## PROBLEM DETAILS
Set the pictures aside and return each record below precisely as written.

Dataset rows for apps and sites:
··········
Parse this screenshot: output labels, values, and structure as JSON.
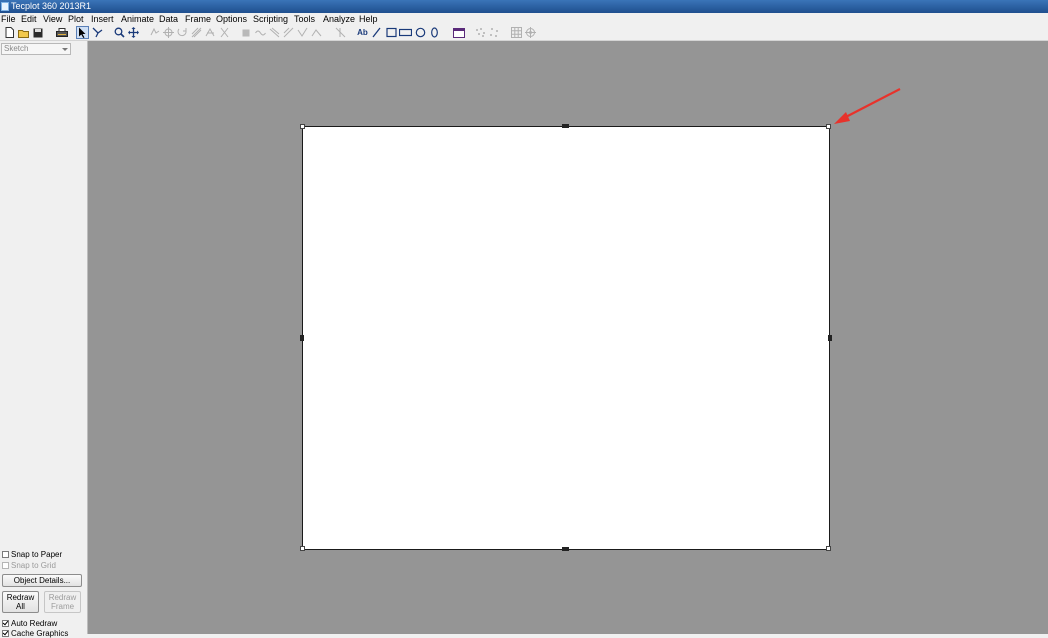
{
  "window": {
    "title": "Tecplot 360 2013R1"
  },
  "menu": {
    "items": [
      "File",
      "Edit",
      "View",
      "Plot",
      "Insert",
      "Animate",
      "Data",
      "Frame",
      "Options",
      "Scripting",
      "Tools",
      "Analyze",
      "Help"
    ]
  },
  "toolbar": {
    "icons": [
      "new-file-icon",
      "open-folder-icon",
      "save-icon",
      "print-icon",
      "select-arrow-icon",
      "adjustor-icon",
      "zoom-icon",
      "translate-icon",
      "rotate-icon",
      "probe-icon",
      "contour-icon",
      "streamtrace-icon",
      "slice-icon",
      "text-icon",
      "line-icon",
      "rectangle-icon",
      "circle-icon",
      "ellipse-icon",
      "frame-icon",
      "scatter-icon",
      "grid-icon",
      "target-icon"
    ],
    "text_tool_label": "Ab"
  },
  "sidebar": {
    "mode_dropdown": "Sketch",
    "snap_to_paper": {
      "label": "Snap to Paper",
      "checked": false
    },
    "snap_to_grid": {
      "label": "Snap to Grid",
      "checked": false
    },
    "object_details": "Object Details...",
    "redraw_all": [
      "Redraw",
      "All"
    ],
    "redraw_frame": [
      "Redraw",
      "Frame"
    ],
    "auto_redraw": {
      "label": "Auto Redraw",
      "checked": true
    },
    "cache_graphics": {
      "label": "Cache Graphics",
      "checked": true
    }
  },
  "colors": {
    "titlebar": "#2a5fa0",
    "workspace": "#959595",
    "frame": "#ffffff",
    "annotation_arrow": "#e8322b"
  }
}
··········
## ANSWER SPACE
Parse this screenshot: output labels, values, and structure as JSON.
{
  "window": {
    "title": "Tecplot 360 2013R1"
  },
  "menu": {
    "items": [
      "File",
      "Edit",
      "View",
      "Plot",
      "Insert",
      "Animate",
      "Data",
      "Frame",
      "Options",
      "Scripting",
      "Tools",
      "Analyze",
      "Help"
    ]
  },
  "toolbar": {
    "icons": [
      "new-file-icon",
      "open-folder-icon",
      "save-icon",
      "print-icon",
      "select-arrow-icon",
      "adjustor-icon",
      "zoom-icon",
      "translate-icon",
      "rotate-icon",
      "probe-icon",
      "contour-icon",
      "streamtrace-icon",
      "slice-icon",
      "text-icon",
      "line-icon",
      "rectangle-icon",
      "circle-icon",
      "ellipse-icon",
      "frame-icon",
      "scatter-icon",
      "grid-icon",
      "target-icon"
    ],
    "text_tool_label": "Ab"
  },
  "sidebar": {
    "mode_dropdown": "Sketch",
    "snap_to_paper": {
      "label": "Snap to Paper",
      "checked": false
    },
    "snap_to_grid": {
      "label": "Snap to Grid",
      "checked": false
    },
    "object_details": "Object Details...",
    "redraw_all": [
      "Redraw",
      "All"
    ],
    "redraw_frame": [
      "Redraw",
      "Frame"
    ],
    "auto_redraw": {
      "label": "Auto Redraw",
      "checked": true
    },
    "cache_graphics": {
      "label": "Cache Graphics",
      "checked": true
    }
  },
  "colors": {
    "titlebar": "#2a5fa0",
    "workspace": "#959595",
    "frame": "#ffffff",
    "annotation_arrow": "#e8322b"
  }
}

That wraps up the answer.